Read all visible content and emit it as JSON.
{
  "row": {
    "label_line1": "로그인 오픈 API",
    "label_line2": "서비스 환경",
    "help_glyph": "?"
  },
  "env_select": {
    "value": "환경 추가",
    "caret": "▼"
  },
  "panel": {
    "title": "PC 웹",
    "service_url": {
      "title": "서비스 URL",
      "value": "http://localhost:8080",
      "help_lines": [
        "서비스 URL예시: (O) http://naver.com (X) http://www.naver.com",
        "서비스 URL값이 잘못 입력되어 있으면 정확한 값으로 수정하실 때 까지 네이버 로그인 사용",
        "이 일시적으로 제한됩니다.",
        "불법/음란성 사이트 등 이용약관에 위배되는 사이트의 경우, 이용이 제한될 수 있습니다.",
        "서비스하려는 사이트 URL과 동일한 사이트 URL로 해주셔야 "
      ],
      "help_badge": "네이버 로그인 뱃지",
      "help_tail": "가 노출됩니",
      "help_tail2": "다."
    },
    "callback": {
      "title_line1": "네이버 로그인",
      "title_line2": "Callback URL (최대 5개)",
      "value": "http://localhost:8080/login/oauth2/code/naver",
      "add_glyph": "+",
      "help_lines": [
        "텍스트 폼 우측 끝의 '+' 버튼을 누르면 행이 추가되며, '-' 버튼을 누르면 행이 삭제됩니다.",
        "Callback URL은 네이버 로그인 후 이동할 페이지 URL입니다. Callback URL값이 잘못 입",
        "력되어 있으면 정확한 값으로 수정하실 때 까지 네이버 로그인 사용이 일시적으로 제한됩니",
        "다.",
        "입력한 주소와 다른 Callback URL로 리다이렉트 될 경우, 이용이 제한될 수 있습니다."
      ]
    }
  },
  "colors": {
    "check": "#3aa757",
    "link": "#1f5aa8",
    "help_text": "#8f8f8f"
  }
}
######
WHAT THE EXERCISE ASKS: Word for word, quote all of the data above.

OUTPUT OF THE TASK:
Read all visible content and emit it as JSON.
{
  "row": {
    "label_line1": "로그인 오픈 API",
    "label_line2": "서비스 환경",
    "help_glyph": "?"
  },
  "env_select": {
    "value": "환경 추가",
    "caret": "▼"
  },
  "panel": {
    "title": "PC 웹",
    "service_url": {
      "title": "서비스 URL",
      "value": "http://localhost:8080",
      "help_lines": [
        "서비스 URL예시: (O) http://naver.com (X) http://www.naver.com",
        "서비스 URL값이 잘못 입력되어 있으면 정확한 값으로 수정하실 때 까지 네이버 로그인 사용",
        "이 일시적으로 제한됩니다.",
        "불법/음란성 사이트 등 이용약관에 위배되는 사이트의 경우, 이용이 제한될 수 있습니다.",
        "서비스하려는 사이트 URL과 동일한 사이트 URL로 해주셔야 "
      ],
      "help_badge": "네이버 로그인 뱃지",
      "help_tail": "가 노출됩니",
      "help_tail2": "다."
    },
    "callback": {
      "title_line1": "네이버 로그인",
      "title_line2": "Callback URL (최대 5개)",
      "value": "http://localhost:8080/login/oauth2/code/naver",
      "add_glyph": "+",
      "help_lines": [
        "텍스트 폼 우측 끝의 '+' 버튼을 누르면 행이 추가되며, '-' 버튼을 누르면 행이 삭제됩니다.",
        "Callback URL은 네이버 로그인 후 이동할 페이지 URL입니다. Callback URL값이 잘못 입",
        "력되어 있으면 정확한 값으로 수정하실 때 까지 네이버 로그인 사용이 일시적으로 제한됩니",
        "다.",
        "입력한 주소와 다른 Callback URL로 리다이렉트 될 경우, 이용이 제한될 수 있습니다."
      ]
    }
  },
  "colors": {
    "check": "#3aa757",
    "link": "#1f5aa8",
    "help_text": "#8f8f8f"
  }
}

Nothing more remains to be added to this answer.